At the Greenbuild conference in November 2013, the U.S. Green Building Council (USGBC) released the fourth generation of the Leadership in Energy and Environmental Design (LEED) green building rating system. LEED v4 represents a major update, including notable changes affecting lighting design and selection.
The USGBC will allow projects to register for either LEED 2009 or LEED v4 until June 1, 2015, after which LEED v4 will be required. The new LEED covers new construction, commercial interiors and existing buildings, with specific requirements for schools, retail, data centers, warehouse and distribution centers, and hospitality and healthcare facilities.
Of particular interest is a new lighting quality provision worth 1 point. EQc6, Interior Lighting (1 point) lists eight options and requires adoption of at least four of them in the design:
LEED v4’s lighting intent is to reduce direct glare, achieve good color rendering, place light on walls and ceilings for visual comfort, ensure useful light is reflected rather than absorbed by room surfaces, and to produce balanced brightness (luminance, though USGBC here uses the term “illuminance,” which refers to light level measured in foot-candles).
These requirements may impose a premium but otherwise need not be burdensome; it involves selecting carefully shielded luminaires with good color rendering, long-life light sources and a majority providing some uplight. Suitable solutions are widely available. High-reflectance work surfaces will raise light levels and brighten walls and ceilings, while managing luminance ratios will promote visual comfort.
If occupants can adjust the lighting to satisfy task needs and individual preferences, the designer can also gain a second point (EcQ6, Interior Lighting). This would involve enabling occupants a choice of at least one level of light output between 30 and 70 percent of full output in at least 90 percent (new construction, commercial interiors) or 50 percent (existing buildings) of regularly occupied spaces. Bilevel switching and manual continuous or step dimming would qualify. The same flexibility must be provided in multioccupant spaces. In addition, presentation lighting must have a separation control, and the control must be in the same space and offer a direct view of the controlled lighting.
If the lighting is controllable from a central point, it may be able to support participation in a demand response program (EAc4, Demand Response, 1 point) or at least enable participation (1 point). Advanced lighting control systems providing metering capability can support achieving EAc3, Advanced Energy Metering (1 point). All lighting and controls must be commissioned (EAp1), with 3–4 points for enhanced commissioning (EAc1, which could include monitoring), with activities such as developing a systems narrative, schedule of light levels throughout the building, runtime schedules, functional testing, systems manual, and operator and occupant training.
Meanwhile, requirements to achieve the light pollution point (SSc6) are more sophisticated, based on the IES backlight/uplight/glare (BUG) luminaire rating system. And achieving energy points (EAp2 and EAc2, up to 18 points) is now much tougher, based on the 2010 rather than the 2007 version of the ASHRAE/IES 90.1 energy standard. Note the standard’s Table 9.6.2 lists lighting controls that may be used to save energy beyond code if the control credits are claimed as savings rather than additional interior lighting power when using the Space by Space Method and energy modeling.

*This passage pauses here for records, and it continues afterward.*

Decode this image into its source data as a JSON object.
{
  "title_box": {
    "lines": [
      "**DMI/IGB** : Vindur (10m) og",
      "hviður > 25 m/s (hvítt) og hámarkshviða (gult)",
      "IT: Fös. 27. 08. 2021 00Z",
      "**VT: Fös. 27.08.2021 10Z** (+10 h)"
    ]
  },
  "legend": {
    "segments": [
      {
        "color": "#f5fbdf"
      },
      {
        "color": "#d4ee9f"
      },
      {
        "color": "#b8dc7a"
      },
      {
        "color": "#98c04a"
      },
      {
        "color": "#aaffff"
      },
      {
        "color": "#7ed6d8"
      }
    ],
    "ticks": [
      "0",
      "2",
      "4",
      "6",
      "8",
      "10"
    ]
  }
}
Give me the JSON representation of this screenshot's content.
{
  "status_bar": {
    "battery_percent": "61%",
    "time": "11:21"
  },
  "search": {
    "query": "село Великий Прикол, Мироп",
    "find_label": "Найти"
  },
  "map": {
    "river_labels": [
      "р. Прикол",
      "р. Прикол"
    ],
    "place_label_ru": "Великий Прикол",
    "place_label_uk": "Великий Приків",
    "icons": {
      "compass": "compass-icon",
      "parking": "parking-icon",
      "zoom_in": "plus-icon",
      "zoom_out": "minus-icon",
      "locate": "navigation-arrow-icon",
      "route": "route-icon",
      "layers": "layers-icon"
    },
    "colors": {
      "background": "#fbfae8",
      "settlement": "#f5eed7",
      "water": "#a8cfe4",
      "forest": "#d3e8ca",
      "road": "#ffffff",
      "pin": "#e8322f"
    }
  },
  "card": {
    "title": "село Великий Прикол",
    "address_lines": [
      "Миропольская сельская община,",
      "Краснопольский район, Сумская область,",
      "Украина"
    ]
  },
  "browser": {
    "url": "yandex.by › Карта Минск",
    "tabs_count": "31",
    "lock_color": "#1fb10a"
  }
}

Overall, LEED is getting more challenging to beat from an energy point of view, enhancing the risk of designers prioritizing points over lighting quality. The new lighting quality point recognizes the importance of ensuring the lighting system does what it’s supposed to do, with the requirements being readily achievable using best practice.
Check out the new LEED v4 at www.usgbc.org/credits.